━━━ DATA SUPPLIED

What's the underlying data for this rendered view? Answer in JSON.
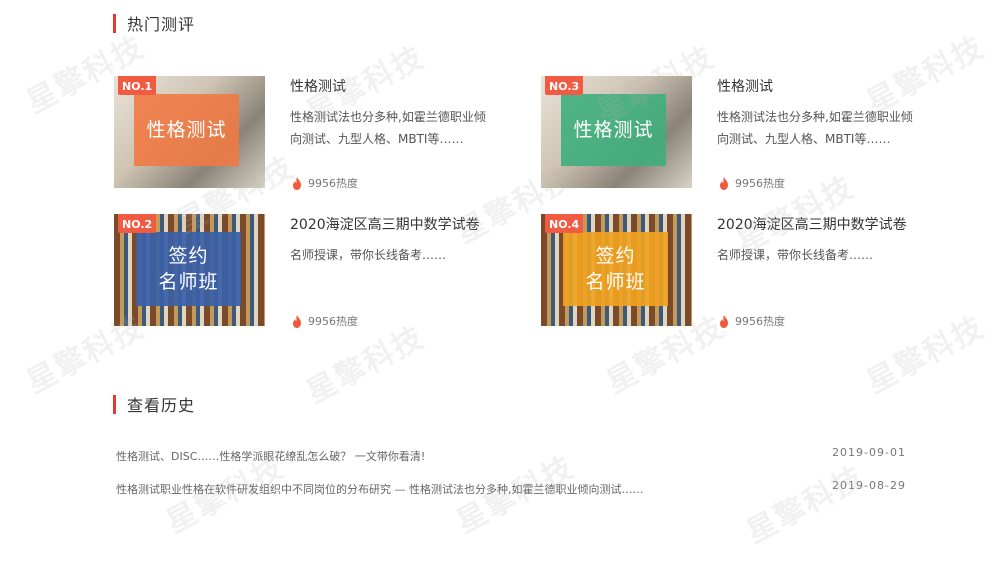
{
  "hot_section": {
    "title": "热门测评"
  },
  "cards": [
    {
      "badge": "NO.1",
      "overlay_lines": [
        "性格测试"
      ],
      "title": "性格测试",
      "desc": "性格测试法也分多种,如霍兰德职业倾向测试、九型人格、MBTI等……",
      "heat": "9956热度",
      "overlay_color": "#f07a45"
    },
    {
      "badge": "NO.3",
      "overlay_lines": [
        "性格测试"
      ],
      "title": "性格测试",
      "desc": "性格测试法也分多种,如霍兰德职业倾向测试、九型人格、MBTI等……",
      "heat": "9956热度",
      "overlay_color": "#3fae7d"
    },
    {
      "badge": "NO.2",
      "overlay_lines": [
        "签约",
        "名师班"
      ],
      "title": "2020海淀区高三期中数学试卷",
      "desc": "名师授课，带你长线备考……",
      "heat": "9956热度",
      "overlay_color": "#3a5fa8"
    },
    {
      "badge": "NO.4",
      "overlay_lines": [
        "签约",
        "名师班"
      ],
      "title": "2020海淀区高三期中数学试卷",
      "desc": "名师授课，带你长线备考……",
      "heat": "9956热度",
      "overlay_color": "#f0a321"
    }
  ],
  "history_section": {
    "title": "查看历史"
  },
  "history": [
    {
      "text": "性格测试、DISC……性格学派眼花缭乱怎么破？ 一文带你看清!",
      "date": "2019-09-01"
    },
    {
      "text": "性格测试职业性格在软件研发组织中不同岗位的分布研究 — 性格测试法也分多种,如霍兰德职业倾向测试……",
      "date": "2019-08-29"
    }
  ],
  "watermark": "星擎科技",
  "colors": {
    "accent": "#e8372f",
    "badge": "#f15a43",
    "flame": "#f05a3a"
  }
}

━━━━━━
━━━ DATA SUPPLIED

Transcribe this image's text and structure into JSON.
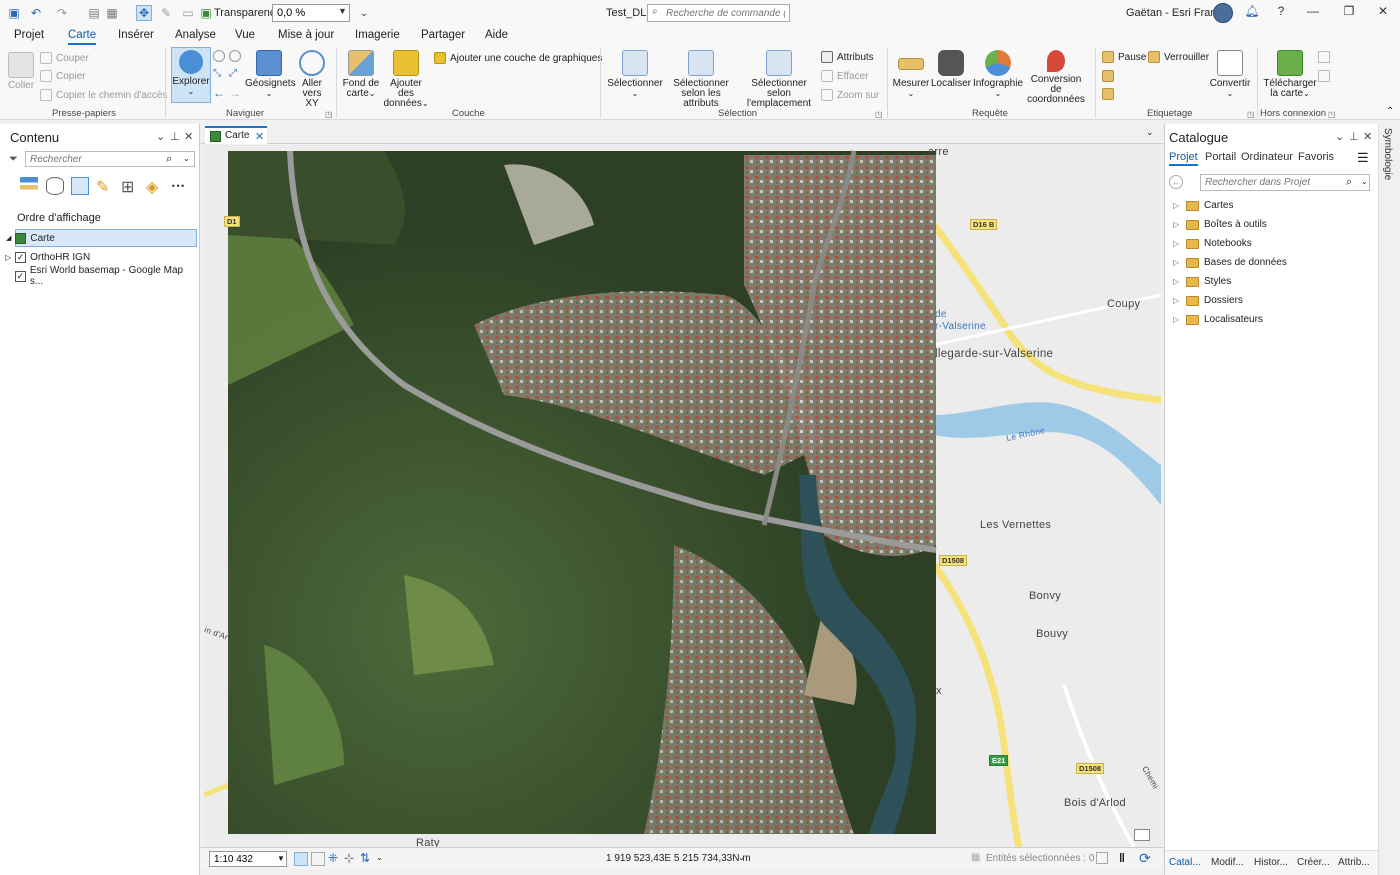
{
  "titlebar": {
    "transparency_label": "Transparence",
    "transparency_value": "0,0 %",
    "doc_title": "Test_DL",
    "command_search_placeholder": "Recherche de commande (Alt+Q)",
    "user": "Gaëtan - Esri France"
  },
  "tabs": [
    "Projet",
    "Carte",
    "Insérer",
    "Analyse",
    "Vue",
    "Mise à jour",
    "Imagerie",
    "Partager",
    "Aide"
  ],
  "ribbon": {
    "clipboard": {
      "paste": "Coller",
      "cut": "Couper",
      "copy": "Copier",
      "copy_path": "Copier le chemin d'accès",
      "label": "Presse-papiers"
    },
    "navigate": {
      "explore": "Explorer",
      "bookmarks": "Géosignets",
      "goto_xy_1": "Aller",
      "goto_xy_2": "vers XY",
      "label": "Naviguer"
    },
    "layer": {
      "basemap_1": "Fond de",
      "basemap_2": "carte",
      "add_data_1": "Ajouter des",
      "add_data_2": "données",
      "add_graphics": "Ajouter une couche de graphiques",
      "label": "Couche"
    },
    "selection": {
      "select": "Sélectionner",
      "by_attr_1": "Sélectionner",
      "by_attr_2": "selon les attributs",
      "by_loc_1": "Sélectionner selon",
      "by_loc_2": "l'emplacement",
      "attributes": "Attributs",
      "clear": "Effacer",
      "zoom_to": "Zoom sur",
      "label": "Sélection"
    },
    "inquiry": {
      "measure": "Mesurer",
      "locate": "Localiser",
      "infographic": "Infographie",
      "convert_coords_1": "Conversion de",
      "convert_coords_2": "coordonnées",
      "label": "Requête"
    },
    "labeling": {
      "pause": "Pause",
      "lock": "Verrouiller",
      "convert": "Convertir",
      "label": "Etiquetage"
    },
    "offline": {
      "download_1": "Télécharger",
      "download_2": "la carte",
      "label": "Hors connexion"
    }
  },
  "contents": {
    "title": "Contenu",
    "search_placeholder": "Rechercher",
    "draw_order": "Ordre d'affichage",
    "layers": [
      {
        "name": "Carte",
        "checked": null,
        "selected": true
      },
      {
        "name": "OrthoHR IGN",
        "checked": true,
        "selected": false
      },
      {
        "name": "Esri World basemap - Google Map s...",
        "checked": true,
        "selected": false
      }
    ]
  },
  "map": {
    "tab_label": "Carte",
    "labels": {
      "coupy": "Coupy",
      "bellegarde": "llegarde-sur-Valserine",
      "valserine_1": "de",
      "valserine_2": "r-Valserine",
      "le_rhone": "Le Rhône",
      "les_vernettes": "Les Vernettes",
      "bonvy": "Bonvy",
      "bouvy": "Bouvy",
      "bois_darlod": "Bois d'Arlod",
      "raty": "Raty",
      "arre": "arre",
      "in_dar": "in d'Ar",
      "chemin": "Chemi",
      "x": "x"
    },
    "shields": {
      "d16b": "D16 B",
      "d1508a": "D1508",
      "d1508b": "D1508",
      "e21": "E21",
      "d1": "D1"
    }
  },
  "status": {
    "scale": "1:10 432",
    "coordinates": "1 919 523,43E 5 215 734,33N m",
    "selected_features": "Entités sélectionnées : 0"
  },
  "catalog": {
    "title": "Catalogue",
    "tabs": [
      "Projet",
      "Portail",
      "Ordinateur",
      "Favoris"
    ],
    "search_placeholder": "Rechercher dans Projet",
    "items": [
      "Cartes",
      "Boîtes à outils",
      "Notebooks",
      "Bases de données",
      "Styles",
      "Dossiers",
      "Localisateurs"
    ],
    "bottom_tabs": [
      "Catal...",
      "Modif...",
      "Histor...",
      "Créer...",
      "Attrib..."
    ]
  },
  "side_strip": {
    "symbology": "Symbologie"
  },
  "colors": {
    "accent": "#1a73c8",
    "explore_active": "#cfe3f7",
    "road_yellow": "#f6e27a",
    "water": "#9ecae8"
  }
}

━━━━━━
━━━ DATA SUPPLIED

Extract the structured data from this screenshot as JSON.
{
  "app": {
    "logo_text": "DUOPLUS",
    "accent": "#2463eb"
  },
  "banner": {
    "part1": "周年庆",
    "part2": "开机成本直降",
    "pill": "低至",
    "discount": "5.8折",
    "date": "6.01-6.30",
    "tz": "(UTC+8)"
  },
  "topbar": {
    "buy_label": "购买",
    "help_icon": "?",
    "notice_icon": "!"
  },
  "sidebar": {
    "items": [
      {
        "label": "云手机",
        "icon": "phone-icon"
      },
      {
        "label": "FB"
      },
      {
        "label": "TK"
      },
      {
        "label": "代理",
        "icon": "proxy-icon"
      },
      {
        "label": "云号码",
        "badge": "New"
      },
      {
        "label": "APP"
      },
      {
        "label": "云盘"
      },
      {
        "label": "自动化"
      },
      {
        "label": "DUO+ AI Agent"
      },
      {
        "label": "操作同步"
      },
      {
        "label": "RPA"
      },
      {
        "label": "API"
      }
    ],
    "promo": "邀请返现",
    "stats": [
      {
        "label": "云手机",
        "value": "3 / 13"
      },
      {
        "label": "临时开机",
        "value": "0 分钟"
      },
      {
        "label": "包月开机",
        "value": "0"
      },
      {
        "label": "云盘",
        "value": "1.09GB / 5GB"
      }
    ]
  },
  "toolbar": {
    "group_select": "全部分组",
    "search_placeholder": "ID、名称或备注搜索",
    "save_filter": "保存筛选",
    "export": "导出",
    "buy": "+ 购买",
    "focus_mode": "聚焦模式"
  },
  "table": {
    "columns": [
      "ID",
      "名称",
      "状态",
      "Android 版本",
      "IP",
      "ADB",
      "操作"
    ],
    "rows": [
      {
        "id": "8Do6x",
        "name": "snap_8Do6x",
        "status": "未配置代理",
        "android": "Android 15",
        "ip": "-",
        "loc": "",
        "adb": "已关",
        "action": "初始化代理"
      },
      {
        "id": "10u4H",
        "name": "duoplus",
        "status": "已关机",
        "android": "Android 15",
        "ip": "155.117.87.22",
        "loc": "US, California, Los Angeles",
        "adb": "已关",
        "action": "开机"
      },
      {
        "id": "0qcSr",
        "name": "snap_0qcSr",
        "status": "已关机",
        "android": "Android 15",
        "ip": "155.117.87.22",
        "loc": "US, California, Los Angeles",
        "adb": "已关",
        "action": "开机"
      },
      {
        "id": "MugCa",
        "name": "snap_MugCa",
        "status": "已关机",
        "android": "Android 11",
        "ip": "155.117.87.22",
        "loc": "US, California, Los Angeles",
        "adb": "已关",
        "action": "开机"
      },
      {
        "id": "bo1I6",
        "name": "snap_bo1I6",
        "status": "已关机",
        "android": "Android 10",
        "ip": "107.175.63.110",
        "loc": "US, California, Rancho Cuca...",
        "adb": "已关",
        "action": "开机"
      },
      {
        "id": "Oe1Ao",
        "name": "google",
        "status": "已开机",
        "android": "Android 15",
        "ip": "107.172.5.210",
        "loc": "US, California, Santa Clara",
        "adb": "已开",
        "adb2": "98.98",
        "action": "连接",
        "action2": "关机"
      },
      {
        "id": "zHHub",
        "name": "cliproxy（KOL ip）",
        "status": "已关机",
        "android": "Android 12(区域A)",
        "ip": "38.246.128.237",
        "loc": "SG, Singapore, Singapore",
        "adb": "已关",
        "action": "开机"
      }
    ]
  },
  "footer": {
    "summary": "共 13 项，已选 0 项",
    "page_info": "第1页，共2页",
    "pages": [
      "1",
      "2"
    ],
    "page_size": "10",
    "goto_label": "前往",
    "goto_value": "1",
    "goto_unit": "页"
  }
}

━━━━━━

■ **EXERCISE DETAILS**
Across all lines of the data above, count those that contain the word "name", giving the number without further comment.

■ **ANSWER TO THE PROBLEM**
10